Eventually, those rookies would master the fundamentals and be treated like an NFL quarterback. Their OC would make week-to-week adjustments, and (you hope) they would flourish. Again, it all comes down to preparation and fundamentals, which are now often coached at an early age.
The Rookie Wage Scale
Prior to the last CBA, rookie contracts were out of control. The #1 draft pick basically was set to enter the league as the highest paid player at his position, which is pretty counterintuitive given that they had never actually proven themselves on the field. This reality meant the first pick could actually be more of a liability than a boon to teams that were struggling. Here’s a list of the last few #1 overall quarterbacks under the previous CBA.
- Sam Bradford
- Matt Stafford
- Jamarcus Russel
- Alex Smith
- Eli Manning1
- Carson Palmer
- David Carr
- Tim Couch
WOW. Out of those eight quarterbacks, only two have ever made a Pro Bowl (Eli and Carson). Yet all were among the highest paid players in the NFL for their time.
This cost-benefit proposition is really, really shitty. It put even MORE pressure on high draft picks to perform, and also basically penalized teams for years if these guys didn’t work out. The #1 overall pick basically had to work out or "whoops! There went your salary cap."

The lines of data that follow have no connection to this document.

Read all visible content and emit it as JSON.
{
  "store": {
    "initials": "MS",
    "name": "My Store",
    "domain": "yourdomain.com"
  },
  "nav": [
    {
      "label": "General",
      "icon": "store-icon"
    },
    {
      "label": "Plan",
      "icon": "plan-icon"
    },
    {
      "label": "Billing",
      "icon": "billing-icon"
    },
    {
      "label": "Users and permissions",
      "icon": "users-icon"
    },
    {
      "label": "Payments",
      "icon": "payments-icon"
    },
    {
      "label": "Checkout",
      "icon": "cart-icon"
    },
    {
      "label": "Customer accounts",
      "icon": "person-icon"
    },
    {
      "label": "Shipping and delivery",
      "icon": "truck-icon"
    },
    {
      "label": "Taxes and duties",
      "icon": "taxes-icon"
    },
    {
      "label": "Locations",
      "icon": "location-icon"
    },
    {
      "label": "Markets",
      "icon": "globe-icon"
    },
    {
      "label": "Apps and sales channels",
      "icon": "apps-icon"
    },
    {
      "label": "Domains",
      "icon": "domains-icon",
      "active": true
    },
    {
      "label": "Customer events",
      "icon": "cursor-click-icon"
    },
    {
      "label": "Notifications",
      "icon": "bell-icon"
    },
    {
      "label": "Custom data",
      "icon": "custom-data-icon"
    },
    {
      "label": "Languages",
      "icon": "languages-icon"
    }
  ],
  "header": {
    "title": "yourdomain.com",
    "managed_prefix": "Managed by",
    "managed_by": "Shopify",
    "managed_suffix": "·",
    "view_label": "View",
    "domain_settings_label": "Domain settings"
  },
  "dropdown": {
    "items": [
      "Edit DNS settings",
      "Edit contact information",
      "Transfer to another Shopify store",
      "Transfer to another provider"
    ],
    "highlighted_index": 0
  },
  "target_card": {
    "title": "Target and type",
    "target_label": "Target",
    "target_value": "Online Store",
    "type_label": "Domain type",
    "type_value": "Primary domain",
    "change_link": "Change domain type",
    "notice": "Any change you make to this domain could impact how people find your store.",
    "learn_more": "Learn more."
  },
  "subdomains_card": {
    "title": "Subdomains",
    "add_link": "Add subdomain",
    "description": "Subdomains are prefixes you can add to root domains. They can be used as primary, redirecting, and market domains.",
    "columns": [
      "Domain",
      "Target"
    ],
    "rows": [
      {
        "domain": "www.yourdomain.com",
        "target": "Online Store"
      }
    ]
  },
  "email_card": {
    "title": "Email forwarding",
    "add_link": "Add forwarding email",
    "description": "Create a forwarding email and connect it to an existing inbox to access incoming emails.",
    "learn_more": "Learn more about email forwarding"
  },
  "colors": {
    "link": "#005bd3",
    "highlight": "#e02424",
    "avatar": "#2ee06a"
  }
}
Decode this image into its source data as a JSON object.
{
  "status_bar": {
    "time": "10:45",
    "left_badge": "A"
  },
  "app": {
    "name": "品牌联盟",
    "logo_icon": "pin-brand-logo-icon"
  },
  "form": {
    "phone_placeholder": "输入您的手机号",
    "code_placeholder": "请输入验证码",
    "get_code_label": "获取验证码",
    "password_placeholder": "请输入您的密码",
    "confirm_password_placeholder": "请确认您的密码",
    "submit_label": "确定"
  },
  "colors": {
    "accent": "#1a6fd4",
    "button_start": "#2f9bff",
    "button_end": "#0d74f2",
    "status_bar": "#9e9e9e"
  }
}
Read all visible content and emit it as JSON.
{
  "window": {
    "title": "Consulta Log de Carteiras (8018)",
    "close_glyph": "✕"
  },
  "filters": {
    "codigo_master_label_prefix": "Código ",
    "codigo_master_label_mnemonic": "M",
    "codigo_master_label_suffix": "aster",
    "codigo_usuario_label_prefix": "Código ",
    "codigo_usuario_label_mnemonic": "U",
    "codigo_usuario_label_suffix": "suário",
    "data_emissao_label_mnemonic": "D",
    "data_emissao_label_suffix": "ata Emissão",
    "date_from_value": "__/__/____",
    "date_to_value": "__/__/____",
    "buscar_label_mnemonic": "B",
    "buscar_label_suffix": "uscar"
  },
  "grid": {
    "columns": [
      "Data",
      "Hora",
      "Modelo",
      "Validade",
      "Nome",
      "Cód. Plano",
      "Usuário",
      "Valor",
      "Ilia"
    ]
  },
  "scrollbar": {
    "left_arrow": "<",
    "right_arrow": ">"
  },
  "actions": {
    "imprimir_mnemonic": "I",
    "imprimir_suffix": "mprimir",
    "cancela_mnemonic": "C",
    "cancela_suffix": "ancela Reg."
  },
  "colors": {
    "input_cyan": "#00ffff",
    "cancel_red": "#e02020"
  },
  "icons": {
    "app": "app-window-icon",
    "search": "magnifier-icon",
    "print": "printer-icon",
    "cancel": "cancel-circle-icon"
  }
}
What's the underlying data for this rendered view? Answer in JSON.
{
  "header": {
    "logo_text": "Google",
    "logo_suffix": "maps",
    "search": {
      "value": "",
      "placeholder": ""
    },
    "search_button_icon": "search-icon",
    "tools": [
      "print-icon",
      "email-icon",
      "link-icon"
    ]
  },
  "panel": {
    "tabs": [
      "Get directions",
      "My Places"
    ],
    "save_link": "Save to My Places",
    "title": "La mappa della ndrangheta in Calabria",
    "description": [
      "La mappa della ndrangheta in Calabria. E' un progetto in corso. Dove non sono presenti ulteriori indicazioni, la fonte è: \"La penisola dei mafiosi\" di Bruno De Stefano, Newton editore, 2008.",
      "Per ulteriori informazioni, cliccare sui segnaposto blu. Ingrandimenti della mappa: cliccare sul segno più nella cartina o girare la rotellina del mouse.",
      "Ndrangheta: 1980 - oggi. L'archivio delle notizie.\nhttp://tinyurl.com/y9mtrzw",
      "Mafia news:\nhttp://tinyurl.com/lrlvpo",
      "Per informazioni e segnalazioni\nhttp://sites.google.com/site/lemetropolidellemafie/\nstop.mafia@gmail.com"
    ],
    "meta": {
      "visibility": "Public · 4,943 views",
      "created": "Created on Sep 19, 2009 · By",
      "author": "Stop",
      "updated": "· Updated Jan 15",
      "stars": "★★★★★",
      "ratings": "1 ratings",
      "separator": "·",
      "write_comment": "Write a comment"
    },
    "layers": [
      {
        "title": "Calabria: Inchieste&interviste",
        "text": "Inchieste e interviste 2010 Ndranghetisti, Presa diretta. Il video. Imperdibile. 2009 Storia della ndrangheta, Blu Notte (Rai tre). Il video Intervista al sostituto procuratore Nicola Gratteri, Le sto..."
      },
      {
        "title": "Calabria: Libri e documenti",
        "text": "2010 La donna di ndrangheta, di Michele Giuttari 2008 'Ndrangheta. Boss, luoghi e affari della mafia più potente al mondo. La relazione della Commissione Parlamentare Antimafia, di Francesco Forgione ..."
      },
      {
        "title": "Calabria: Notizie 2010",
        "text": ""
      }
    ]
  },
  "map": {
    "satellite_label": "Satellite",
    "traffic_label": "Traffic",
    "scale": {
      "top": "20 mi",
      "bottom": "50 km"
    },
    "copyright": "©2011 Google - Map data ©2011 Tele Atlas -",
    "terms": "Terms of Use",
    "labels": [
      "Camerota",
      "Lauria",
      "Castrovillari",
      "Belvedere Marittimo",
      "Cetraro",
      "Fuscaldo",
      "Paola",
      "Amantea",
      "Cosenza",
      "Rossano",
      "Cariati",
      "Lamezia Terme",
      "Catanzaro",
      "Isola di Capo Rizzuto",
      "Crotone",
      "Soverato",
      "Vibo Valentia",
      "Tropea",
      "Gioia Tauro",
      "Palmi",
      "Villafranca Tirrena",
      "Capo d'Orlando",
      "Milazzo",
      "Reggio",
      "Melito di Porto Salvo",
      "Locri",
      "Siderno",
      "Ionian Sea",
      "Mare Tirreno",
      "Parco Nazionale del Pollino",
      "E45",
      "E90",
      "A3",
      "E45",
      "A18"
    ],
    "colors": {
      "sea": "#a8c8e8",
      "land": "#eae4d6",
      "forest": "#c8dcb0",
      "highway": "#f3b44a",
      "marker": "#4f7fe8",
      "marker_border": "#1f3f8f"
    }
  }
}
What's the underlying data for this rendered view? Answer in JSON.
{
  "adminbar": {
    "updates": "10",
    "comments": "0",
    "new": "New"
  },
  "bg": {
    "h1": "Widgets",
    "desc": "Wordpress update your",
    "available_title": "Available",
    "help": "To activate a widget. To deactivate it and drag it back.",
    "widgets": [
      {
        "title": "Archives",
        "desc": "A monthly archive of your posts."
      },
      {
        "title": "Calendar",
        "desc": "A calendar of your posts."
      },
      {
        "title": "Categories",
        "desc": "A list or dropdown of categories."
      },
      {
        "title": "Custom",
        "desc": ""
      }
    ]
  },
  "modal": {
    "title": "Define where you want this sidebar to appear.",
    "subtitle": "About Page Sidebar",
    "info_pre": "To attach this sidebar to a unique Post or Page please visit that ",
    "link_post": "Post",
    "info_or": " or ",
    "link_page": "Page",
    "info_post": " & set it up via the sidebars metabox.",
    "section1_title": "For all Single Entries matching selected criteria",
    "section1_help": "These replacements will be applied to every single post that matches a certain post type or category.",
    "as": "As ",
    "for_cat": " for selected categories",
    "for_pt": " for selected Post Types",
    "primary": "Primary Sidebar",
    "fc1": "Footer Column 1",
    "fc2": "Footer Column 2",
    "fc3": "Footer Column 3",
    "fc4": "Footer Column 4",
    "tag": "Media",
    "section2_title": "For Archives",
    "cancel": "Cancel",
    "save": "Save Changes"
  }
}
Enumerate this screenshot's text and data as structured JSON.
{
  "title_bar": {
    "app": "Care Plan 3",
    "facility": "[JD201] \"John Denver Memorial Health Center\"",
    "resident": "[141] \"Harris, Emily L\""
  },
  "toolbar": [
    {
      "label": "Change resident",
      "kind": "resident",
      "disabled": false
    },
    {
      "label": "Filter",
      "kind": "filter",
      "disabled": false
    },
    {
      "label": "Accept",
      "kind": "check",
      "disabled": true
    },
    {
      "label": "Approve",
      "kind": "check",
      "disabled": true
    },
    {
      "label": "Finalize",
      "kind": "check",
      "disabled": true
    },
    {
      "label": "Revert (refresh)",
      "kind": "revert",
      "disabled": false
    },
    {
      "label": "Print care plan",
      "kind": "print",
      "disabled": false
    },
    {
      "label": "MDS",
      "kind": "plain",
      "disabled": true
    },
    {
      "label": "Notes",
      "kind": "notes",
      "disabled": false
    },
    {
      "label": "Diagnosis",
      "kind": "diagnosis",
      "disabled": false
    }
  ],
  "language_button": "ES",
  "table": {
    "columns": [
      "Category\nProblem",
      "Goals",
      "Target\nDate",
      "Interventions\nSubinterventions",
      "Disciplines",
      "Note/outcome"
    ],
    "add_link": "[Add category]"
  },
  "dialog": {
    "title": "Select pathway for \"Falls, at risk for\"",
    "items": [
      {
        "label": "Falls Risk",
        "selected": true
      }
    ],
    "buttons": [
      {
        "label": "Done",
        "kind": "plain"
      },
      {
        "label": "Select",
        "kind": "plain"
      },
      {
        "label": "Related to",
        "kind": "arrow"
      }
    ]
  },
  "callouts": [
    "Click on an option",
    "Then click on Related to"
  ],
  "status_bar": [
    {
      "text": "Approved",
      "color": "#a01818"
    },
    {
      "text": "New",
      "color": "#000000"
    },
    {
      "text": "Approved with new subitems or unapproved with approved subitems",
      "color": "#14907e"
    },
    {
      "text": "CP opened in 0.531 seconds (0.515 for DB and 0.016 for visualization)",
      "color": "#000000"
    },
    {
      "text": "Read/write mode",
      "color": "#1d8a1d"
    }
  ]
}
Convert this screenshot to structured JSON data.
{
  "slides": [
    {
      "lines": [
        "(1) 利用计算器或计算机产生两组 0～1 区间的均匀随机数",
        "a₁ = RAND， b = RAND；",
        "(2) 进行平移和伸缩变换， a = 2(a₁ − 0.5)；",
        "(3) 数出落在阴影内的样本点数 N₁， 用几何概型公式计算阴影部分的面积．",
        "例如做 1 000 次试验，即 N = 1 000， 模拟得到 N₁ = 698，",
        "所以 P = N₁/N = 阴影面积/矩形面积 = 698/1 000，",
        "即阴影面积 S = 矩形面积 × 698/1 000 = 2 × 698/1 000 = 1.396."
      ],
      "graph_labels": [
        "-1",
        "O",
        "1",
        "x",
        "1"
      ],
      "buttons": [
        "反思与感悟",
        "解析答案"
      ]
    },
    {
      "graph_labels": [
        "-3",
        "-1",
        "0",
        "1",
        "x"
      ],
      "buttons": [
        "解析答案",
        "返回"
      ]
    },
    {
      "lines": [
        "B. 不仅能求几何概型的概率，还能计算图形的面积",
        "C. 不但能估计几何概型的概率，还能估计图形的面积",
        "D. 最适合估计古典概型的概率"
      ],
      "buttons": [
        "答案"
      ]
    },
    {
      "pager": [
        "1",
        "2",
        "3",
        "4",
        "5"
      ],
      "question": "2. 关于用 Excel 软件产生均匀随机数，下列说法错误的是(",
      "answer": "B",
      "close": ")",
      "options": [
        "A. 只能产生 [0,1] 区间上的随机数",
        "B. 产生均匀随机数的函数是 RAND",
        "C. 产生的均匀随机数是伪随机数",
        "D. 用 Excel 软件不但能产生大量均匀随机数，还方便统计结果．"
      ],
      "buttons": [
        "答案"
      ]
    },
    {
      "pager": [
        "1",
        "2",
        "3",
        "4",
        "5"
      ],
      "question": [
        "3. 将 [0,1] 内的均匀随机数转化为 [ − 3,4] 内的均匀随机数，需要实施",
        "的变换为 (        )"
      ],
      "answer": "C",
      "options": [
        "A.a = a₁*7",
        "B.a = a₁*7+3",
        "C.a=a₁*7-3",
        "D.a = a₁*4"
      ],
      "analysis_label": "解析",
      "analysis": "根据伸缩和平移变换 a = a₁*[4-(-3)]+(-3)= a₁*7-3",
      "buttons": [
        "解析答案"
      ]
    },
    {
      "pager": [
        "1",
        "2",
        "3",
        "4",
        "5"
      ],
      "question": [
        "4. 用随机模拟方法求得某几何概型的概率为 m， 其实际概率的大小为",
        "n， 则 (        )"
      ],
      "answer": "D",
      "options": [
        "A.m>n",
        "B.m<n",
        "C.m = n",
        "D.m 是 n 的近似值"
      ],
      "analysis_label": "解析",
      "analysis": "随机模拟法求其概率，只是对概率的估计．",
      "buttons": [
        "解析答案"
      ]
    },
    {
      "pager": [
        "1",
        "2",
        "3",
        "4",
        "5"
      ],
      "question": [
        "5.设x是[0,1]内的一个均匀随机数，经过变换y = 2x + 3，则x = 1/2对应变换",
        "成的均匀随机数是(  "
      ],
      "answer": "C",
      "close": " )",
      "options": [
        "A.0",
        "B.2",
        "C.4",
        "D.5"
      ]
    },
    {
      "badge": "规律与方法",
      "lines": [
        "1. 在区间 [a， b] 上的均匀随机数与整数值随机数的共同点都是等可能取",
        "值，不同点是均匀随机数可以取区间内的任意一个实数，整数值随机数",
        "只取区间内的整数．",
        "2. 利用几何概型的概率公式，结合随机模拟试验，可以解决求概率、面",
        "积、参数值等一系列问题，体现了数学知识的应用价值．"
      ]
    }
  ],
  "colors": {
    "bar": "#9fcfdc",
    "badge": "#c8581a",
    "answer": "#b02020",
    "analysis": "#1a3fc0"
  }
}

With the new rookie wage scale, draft picks are basically paid according to slot, and there’s a ceiling on what they can be paid. Cam Newton, the first #1 overall pick under the new CBA, signed a 4-year, $22 million deal. Sam Bradford, the #1 pick in the previous draft, signed a 7-year, $76 million deal, with $50 million guaranteed.
What does this all mean for Rivers?
Well, it means that replacing Rivers might be simultaneously a more sure-thing and save the team millions of dollars that can be used to improve the team in other areas. Along with John’s analysis of Rivers’ play and contract situation: by releasing Rivers, the Chargers save themselves $13.8 million in cap space in 2014, and $15.75 million in cap space in 2015 … this could get interesting.
Now, I personally hope El Capitan has a giant bounce–back year and this is all moot. Just consider the fact that if he doesn’t, it won’t be as hard or expensive to replace him as it once might have been.